▶ [Aim of the exercise]:
Review the listing and copy each line that holds the word "Modem".

▶ [Source data]:
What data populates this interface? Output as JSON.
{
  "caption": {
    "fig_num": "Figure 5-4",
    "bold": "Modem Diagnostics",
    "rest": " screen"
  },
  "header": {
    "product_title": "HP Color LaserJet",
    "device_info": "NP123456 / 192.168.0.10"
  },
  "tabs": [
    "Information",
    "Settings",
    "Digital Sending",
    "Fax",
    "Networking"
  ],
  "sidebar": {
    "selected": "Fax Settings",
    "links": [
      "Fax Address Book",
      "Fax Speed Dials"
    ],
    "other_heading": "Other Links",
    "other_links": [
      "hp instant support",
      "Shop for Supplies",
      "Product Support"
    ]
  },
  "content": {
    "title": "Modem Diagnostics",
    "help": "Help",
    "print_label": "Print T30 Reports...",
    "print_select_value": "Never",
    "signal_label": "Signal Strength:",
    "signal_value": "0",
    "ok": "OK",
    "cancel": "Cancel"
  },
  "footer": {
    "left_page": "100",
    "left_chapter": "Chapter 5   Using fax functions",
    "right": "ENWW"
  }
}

▶ [Written response]:
    "bold": "Modem Diagnostics",
    "title": "Modem Diagnostics",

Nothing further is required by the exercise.